What you need to do: Tell how many lines in the records contain the word "Yellow"; the number alone is the answer.

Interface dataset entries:

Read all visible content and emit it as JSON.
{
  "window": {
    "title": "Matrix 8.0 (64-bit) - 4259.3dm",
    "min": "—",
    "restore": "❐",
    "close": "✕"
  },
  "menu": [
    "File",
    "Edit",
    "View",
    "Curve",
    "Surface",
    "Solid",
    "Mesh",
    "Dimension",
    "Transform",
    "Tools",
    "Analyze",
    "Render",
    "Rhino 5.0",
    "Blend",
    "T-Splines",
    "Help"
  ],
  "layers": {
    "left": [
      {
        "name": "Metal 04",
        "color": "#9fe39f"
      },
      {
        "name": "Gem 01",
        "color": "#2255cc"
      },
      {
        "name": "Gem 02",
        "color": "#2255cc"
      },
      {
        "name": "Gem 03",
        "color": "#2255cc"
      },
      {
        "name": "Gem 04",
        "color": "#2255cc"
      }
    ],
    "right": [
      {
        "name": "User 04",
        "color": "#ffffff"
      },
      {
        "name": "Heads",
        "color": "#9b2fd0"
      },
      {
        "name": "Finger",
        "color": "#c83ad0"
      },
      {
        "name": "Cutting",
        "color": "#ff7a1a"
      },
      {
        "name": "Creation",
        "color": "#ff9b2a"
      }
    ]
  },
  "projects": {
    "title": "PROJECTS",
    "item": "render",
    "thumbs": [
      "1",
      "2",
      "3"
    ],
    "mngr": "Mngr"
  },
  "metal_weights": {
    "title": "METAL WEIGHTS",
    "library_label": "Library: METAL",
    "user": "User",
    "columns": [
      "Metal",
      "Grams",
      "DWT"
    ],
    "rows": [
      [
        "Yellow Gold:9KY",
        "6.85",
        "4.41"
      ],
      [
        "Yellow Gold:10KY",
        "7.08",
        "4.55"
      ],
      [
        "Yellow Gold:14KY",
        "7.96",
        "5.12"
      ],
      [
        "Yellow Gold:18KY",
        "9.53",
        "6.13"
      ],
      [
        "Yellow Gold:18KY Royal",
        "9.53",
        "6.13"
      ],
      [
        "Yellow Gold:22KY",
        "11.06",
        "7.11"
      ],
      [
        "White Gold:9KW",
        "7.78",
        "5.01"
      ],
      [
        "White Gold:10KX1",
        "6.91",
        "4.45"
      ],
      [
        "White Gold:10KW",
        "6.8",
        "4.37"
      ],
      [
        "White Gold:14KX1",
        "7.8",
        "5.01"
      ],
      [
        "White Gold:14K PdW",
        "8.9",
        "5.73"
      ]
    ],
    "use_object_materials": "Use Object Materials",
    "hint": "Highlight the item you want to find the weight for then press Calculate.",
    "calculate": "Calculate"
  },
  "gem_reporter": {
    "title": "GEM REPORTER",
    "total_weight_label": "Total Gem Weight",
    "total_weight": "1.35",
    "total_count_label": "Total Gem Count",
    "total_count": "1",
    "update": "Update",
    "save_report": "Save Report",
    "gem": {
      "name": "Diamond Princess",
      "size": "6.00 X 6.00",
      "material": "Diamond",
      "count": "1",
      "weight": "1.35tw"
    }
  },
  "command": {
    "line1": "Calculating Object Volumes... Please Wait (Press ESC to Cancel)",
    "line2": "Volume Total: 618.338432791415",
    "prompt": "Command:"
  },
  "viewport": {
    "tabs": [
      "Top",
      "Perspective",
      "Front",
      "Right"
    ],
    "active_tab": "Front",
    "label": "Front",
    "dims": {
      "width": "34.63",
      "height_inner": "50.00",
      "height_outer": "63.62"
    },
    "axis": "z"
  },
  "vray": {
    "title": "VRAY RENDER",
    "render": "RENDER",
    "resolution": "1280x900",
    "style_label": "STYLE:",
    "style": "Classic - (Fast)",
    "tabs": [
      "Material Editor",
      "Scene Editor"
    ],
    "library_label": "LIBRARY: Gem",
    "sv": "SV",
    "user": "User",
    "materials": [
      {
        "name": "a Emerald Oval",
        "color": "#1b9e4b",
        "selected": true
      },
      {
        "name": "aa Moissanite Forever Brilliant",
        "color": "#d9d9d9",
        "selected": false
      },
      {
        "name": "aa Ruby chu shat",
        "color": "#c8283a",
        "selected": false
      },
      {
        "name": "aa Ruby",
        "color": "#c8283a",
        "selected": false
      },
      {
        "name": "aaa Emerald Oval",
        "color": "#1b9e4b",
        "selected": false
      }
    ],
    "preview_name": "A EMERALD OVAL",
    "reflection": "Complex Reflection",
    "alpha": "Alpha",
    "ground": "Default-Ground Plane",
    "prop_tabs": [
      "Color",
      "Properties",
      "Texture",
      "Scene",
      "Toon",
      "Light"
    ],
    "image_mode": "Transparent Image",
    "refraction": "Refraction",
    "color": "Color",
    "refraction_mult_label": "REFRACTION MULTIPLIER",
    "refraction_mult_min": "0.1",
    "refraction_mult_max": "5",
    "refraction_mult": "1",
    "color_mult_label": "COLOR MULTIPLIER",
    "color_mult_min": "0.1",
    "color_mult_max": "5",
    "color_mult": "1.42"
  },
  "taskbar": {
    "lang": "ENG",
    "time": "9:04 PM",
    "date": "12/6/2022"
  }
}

Solution to this exercise: 6